Once upon a time, in such an old period that I can hardly remember, children were taught to eat a sufficient amount of good foods in order to become tall and strong. How this was working, nobody really knew. Therefore, I was surprised when, because of my old knowledge in nutrition, I was asked to provide some comments about worrying medical news. I thought that this modern world was at least improving health.
Food choices have actually expanded in such huge proportion that within a country, or even a community, including the smallest one, the family eating patterns may differ strikingly. This widening of food choices leads to confusion between choosing for immediate pleasure and choosing for real health benefits.
Three recent examples, around the world, remind us that modern foods may be safer but still need to be part of a balanced diet, beginning in childhood.
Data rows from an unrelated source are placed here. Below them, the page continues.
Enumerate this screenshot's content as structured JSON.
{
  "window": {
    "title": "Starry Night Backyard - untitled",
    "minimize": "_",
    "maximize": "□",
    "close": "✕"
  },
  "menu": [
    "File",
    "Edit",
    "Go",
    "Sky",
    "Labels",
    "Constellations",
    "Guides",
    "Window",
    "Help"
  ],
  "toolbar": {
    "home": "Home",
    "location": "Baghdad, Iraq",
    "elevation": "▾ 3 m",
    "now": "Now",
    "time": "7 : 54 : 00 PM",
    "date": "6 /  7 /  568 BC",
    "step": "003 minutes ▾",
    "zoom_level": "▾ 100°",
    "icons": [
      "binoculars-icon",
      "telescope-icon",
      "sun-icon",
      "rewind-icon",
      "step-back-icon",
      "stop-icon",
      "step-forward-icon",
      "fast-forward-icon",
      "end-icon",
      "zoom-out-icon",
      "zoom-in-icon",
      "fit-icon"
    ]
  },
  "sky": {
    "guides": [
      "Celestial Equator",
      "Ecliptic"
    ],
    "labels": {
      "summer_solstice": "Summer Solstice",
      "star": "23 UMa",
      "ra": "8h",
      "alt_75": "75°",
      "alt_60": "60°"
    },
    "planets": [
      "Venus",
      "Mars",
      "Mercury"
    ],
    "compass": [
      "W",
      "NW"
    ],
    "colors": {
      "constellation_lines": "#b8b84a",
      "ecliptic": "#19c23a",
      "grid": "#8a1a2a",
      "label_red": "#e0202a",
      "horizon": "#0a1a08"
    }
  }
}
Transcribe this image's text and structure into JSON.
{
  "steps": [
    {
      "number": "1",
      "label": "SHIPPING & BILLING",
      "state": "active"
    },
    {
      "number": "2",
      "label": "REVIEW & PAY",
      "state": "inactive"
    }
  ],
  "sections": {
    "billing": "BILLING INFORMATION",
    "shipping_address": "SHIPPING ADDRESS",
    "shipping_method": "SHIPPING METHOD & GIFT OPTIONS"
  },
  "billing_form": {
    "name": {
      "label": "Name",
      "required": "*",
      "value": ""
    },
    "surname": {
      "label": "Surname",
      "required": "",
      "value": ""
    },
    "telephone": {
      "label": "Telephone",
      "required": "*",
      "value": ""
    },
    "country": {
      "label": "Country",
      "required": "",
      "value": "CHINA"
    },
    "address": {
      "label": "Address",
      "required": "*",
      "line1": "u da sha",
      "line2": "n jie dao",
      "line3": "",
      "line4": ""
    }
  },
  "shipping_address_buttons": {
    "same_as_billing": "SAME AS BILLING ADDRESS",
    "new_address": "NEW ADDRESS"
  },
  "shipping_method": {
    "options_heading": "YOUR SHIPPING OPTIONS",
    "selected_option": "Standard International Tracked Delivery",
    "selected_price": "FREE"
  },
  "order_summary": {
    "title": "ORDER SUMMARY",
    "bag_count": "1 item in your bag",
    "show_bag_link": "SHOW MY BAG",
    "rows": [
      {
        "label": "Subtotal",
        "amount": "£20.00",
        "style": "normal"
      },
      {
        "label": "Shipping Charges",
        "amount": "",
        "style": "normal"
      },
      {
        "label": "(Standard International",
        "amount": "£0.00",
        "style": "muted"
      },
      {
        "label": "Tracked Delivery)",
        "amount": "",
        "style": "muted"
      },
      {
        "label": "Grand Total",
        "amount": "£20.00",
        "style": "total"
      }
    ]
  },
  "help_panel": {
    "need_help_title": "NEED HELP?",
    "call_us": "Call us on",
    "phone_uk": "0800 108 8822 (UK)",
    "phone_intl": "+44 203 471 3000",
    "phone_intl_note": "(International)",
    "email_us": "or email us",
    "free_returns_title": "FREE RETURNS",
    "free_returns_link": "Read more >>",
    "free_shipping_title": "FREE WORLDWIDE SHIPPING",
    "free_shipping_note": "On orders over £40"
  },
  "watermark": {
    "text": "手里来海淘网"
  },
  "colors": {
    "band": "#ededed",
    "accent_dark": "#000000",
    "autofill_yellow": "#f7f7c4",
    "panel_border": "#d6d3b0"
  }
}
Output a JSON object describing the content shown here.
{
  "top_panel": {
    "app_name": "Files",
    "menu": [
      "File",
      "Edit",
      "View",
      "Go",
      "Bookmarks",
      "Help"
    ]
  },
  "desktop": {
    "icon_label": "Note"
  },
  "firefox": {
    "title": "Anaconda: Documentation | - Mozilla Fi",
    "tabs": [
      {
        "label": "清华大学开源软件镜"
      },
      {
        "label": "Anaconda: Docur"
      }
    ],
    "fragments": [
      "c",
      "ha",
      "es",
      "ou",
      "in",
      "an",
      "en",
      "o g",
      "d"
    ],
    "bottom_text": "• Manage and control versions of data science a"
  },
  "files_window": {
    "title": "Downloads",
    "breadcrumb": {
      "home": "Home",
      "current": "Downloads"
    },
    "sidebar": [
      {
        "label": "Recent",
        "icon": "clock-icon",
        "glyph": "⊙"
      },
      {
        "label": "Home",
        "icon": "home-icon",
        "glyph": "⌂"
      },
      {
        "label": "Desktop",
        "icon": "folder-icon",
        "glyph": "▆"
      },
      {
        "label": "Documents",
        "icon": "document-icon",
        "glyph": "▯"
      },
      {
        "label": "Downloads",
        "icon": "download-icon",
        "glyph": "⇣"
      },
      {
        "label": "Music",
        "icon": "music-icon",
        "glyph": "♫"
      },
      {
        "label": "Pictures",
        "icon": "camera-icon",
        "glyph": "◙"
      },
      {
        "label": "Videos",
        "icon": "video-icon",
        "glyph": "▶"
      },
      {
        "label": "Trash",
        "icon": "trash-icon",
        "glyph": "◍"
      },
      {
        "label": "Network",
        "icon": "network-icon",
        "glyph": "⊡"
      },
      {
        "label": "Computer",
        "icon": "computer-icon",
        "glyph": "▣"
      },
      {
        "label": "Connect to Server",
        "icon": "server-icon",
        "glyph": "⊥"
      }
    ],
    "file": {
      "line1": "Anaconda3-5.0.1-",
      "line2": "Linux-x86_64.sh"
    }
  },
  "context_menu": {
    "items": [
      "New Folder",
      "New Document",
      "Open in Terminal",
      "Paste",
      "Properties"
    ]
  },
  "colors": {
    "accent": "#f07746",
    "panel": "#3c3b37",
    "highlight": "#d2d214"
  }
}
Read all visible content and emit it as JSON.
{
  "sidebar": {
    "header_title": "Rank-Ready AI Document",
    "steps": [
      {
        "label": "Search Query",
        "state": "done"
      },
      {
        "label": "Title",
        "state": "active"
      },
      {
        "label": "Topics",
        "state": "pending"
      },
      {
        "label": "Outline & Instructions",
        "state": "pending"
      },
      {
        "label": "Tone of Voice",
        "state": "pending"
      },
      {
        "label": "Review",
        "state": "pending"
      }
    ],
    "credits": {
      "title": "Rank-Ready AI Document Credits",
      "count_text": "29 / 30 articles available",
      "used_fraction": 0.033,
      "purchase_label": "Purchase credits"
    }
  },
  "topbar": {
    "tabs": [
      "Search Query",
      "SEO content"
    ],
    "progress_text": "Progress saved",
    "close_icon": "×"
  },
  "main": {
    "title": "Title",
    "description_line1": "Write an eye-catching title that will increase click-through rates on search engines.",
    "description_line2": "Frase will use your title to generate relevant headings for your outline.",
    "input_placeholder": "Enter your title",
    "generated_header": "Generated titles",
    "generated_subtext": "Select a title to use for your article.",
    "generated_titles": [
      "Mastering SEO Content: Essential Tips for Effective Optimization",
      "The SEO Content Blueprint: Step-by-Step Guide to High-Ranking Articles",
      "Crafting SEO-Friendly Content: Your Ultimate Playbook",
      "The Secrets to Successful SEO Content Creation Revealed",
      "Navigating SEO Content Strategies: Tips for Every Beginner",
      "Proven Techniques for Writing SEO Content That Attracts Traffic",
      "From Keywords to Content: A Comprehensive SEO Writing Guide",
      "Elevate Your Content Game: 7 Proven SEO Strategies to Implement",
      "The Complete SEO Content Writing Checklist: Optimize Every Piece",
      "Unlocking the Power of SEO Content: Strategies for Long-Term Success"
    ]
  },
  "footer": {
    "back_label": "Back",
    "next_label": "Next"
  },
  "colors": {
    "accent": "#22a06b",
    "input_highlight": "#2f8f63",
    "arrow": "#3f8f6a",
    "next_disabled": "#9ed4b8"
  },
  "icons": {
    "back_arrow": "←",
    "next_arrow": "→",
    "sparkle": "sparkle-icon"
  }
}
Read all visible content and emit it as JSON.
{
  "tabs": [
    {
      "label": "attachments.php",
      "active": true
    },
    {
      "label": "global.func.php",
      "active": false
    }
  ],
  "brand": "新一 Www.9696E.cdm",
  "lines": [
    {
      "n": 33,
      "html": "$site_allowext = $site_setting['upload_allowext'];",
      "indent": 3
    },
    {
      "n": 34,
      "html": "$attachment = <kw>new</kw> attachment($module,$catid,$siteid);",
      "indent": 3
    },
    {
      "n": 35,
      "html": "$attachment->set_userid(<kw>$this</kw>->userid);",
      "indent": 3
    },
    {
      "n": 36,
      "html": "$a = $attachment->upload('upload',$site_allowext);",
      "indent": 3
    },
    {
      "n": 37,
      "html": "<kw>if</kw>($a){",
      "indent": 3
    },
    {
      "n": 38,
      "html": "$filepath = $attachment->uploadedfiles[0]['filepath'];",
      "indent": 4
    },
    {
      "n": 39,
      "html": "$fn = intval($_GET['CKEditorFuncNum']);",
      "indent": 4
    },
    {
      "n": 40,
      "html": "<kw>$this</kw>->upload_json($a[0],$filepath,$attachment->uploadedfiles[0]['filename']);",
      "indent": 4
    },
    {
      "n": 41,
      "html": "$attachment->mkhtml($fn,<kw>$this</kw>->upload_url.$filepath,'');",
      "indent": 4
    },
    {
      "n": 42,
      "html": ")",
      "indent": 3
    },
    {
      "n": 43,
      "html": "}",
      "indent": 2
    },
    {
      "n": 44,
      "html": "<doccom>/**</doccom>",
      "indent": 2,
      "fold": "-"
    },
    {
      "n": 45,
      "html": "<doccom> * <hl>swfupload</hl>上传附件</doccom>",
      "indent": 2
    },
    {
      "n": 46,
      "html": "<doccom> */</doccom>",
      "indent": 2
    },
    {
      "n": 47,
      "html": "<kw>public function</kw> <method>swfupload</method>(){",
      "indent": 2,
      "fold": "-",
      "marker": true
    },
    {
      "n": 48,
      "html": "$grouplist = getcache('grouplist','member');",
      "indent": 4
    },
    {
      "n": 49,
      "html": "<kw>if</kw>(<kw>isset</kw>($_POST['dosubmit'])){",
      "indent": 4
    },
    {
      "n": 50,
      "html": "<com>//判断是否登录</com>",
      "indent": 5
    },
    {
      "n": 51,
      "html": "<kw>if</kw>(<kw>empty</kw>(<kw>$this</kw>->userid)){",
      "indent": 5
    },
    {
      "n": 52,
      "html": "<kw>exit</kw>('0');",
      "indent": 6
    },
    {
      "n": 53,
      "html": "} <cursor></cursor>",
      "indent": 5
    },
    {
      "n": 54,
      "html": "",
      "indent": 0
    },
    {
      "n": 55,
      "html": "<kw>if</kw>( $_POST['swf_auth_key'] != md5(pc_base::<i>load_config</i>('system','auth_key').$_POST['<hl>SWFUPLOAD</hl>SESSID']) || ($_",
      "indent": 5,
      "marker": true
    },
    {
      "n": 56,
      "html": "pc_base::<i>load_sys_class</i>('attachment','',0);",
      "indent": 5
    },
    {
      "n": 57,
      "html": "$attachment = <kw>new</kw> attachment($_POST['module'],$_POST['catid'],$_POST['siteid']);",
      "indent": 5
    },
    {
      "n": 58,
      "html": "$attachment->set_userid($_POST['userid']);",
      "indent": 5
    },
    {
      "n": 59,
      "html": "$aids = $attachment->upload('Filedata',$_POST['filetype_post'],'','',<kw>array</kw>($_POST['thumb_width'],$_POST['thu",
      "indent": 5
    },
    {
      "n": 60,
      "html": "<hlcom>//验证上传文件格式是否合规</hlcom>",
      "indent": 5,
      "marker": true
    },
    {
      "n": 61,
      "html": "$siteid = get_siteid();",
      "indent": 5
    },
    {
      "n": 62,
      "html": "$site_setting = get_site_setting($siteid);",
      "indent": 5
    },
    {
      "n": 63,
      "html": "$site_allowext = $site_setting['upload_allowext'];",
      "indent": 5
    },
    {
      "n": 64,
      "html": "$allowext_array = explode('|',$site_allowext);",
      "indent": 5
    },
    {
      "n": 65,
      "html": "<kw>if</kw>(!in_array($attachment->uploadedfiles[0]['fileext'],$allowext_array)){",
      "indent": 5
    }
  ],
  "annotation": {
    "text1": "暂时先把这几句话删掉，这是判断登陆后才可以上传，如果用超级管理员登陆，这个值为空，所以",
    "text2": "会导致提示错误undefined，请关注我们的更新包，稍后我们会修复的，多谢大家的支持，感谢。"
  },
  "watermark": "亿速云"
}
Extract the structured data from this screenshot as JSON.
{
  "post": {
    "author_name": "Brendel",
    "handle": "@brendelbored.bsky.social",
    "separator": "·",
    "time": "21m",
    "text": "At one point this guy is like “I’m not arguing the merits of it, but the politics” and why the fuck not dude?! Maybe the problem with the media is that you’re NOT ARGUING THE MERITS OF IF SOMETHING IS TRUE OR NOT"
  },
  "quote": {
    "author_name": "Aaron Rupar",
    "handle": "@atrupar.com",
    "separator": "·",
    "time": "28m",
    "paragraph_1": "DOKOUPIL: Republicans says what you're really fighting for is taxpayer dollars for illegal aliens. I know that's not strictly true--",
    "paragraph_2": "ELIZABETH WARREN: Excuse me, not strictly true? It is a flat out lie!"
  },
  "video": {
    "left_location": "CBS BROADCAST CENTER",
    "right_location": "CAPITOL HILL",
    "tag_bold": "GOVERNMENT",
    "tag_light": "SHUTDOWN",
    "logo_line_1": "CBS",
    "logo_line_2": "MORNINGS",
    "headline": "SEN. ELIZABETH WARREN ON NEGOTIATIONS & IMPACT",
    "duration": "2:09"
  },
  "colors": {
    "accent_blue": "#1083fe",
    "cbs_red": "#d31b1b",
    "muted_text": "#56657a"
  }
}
In Turkey, children, and not only women or grand mothers, those eating less fruits and vegetables (and less fibres) were more likely to suffer constipation.
In Canada, the risk of suffering from severe inflammatory bowel disease (Crohn’s disease) is reduced by 30 % in children eating higher amounts of vegetable and by 60 % in those eating higher amounts of fruit. The effect is proportional to the amount eaten. Dietary fibres seem to contribute to the overall benefit in combination with vitamins. Higher consumption of nuts and fish also prove to be beneficial. Although Crohn’s disease is rare in children, a reason for its increased occurrence may be due to a decreased protection against inflammation provided by a high fat, low fibre but modern diet. Unbalanced intakes of the different fatty acids may also trigger inflammatory processes that are exacerbated in Crohn’s disease.
In Europe, about 16 million children are now overweight or obese, an unknown situation 30 years ago. The occurrence of various cardiovascular risk factors (the so called “metabolic syndrome”) was analysed in 5 different countries: Greece, Italy, Poland, Hungary and France. It was found that about one out of two of these young obese already has an enhanced cardiovascular risk, i.e. they become old before time. This suggests that negative changes in the environment such as less fruit and vegetable in the diet, are now overtaking health protective factors.
These three examples illustrate how several risks can be increased early in life. Does reducing them just mean doing the opposite? Yes. How far is it achievable? As much as we really want it…and I want it for sure for my grand children.
Yours faithfully, Granny Smith